### [PROBLEM DESCRIPTION]
Each line below that carries the string "Leave" must appear in the answer.

Items from an interface collection
-- -- --

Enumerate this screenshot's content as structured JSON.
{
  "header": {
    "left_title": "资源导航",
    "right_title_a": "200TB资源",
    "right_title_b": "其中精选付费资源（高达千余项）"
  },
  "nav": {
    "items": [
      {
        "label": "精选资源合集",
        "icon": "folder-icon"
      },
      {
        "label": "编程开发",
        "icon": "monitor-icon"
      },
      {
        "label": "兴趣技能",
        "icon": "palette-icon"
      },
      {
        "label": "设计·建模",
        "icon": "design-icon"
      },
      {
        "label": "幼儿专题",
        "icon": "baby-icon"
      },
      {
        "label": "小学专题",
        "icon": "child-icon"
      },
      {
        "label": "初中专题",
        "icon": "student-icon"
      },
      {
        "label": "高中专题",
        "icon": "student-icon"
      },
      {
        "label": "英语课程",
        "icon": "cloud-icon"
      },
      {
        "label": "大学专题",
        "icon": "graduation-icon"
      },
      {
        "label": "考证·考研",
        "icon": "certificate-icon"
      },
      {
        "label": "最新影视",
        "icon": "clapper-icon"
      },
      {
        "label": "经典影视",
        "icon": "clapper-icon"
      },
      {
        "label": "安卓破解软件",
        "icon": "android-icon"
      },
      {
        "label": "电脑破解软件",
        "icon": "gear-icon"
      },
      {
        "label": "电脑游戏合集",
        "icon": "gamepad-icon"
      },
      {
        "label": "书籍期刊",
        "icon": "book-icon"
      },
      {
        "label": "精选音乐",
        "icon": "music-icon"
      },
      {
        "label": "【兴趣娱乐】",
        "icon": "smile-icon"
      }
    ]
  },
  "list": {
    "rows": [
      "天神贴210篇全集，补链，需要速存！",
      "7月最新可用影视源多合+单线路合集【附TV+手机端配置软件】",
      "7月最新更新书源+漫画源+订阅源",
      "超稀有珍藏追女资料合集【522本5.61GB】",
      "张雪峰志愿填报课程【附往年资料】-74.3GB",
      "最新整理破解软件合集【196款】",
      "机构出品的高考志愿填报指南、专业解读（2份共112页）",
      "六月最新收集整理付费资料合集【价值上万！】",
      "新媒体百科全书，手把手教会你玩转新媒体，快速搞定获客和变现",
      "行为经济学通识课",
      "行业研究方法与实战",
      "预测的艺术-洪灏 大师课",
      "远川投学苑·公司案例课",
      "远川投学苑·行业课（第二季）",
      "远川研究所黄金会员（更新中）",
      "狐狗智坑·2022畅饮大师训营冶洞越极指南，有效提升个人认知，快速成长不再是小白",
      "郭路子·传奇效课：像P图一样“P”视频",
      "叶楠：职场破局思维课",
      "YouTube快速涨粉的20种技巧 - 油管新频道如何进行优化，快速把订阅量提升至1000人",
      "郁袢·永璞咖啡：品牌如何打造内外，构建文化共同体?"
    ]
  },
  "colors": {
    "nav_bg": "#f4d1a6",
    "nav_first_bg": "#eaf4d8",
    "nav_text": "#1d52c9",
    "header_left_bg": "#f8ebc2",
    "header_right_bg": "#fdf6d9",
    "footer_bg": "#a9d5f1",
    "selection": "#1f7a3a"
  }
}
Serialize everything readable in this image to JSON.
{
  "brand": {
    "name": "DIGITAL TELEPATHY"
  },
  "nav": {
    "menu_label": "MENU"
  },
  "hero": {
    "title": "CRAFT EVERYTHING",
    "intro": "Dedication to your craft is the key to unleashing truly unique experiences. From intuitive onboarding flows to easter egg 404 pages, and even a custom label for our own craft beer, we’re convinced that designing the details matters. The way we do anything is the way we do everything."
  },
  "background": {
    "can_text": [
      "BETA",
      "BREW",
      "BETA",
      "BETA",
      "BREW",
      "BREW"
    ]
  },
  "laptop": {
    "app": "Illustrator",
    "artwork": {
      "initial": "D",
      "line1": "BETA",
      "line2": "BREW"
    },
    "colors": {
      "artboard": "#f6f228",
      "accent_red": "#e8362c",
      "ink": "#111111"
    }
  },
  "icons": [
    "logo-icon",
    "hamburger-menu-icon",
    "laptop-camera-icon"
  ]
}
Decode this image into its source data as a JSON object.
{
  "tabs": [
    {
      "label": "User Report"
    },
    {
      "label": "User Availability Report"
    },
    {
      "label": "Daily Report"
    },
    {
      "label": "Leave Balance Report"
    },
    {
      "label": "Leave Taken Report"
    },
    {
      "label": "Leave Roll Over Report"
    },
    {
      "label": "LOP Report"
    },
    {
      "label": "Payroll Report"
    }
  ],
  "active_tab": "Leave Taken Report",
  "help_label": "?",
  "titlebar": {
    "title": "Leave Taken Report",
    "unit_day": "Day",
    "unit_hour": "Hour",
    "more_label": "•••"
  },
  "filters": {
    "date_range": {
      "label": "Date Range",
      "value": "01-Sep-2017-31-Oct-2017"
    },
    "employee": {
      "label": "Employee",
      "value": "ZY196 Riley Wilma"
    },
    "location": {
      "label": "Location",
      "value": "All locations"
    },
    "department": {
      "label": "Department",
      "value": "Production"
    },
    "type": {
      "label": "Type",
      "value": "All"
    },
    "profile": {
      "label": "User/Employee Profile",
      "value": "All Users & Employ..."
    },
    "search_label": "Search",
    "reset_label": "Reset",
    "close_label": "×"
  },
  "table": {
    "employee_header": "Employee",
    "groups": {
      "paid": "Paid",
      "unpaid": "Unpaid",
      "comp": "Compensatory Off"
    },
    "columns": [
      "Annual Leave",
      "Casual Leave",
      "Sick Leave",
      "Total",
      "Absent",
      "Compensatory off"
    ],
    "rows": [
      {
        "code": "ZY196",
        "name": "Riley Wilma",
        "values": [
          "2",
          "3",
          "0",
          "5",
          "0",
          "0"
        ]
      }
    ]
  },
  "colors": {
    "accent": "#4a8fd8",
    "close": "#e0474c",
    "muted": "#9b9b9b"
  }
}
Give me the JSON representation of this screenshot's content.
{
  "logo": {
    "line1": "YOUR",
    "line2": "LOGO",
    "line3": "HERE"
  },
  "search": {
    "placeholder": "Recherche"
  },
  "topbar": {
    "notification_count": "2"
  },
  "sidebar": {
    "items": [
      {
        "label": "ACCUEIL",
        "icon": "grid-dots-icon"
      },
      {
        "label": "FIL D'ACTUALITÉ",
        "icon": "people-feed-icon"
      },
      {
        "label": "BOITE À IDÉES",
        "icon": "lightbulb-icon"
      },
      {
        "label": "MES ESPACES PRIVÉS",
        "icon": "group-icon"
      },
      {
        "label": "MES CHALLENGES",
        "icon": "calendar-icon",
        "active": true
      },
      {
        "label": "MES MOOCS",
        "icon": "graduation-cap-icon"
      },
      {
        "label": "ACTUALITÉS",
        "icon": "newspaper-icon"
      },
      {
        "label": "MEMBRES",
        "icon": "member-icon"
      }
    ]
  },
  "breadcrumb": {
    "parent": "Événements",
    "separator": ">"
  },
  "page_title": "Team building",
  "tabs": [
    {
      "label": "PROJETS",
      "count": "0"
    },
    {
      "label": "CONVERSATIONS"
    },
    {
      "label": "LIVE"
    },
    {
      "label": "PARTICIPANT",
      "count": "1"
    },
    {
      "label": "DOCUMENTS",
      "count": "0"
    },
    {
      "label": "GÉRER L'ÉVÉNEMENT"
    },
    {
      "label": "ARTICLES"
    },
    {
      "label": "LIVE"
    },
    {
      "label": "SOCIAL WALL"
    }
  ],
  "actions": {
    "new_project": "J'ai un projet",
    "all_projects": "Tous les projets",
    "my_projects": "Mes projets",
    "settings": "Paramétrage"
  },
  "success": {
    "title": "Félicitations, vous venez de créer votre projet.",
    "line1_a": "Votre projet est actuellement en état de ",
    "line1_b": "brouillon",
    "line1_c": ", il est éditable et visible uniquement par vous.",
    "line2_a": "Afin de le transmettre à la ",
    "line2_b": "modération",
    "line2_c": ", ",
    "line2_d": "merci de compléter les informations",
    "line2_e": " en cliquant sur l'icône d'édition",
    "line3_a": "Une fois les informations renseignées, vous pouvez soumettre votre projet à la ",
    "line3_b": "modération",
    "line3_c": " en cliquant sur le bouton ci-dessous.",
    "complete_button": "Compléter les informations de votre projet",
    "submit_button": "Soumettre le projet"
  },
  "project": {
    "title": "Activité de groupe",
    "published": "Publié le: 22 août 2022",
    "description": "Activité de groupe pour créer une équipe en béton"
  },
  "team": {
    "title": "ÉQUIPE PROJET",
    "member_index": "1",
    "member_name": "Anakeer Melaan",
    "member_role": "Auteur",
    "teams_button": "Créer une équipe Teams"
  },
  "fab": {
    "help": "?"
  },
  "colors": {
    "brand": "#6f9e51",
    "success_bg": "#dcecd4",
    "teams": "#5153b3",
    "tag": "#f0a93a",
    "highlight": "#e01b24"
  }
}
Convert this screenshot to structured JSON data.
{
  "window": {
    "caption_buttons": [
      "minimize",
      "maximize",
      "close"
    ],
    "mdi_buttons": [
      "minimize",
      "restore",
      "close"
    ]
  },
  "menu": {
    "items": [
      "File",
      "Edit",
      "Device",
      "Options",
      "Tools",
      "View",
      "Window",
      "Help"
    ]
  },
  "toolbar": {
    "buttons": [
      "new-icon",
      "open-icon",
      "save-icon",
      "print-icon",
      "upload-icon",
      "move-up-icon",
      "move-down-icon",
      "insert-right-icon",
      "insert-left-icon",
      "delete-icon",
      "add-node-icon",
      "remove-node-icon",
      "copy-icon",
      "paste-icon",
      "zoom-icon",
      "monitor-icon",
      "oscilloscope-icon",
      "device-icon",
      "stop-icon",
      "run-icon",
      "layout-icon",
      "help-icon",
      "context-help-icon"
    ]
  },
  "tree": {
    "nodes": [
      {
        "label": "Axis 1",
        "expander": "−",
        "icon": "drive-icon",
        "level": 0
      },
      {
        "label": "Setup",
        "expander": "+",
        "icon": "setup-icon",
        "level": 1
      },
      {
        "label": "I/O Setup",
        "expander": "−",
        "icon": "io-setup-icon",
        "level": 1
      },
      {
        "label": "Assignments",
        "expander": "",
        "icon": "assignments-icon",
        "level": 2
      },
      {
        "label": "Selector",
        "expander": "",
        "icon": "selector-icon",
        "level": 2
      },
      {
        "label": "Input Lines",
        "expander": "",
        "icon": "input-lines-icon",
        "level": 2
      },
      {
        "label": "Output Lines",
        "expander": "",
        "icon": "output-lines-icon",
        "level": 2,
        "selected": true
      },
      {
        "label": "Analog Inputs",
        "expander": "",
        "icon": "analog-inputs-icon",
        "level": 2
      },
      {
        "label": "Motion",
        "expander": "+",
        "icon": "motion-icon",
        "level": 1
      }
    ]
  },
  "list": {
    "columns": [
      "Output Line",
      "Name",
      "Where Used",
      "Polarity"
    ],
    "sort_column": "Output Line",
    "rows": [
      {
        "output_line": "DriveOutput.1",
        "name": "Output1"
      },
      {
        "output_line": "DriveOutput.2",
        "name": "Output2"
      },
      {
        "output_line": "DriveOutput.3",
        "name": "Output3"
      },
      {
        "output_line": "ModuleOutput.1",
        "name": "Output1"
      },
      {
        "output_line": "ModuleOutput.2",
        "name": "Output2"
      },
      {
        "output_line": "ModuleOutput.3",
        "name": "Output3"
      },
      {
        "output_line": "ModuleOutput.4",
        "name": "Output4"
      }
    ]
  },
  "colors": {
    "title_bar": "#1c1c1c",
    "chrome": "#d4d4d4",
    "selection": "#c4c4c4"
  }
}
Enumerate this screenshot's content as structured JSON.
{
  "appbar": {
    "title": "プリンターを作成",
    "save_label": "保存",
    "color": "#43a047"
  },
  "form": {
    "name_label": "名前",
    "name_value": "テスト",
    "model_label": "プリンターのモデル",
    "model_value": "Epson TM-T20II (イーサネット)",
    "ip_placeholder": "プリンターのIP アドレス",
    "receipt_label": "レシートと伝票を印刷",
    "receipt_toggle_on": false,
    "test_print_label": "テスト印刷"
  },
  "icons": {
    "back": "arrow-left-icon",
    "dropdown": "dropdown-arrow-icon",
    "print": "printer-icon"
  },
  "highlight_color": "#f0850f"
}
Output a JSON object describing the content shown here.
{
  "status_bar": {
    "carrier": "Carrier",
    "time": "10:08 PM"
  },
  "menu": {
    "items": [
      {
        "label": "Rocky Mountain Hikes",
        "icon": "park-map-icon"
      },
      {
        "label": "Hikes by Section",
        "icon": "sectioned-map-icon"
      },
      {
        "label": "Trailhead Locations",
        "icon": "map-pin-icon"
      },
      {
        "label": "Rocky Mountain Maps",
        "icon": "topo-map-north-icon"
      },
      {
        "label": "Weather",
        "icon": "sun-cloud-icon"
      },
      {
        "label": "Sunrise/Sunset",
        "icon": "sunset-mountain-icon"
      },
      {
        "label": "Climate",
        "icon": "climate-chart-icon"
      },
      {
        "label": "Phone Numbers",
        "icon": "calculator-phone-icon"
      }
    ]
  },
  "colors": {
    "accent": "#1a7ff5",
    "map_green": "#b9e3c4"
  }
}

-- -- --

### [OUTPUT]
      "label": "Leave Balance Report"
      "label": "Leave Taken Report"
      "label": "Leave Roll Over Report"
  "active_tab": "Leave Taken Report",
    "title": "Leave Taken Report",
      "Annual Leave",
      "Casual Leave",
      "Sick Leave",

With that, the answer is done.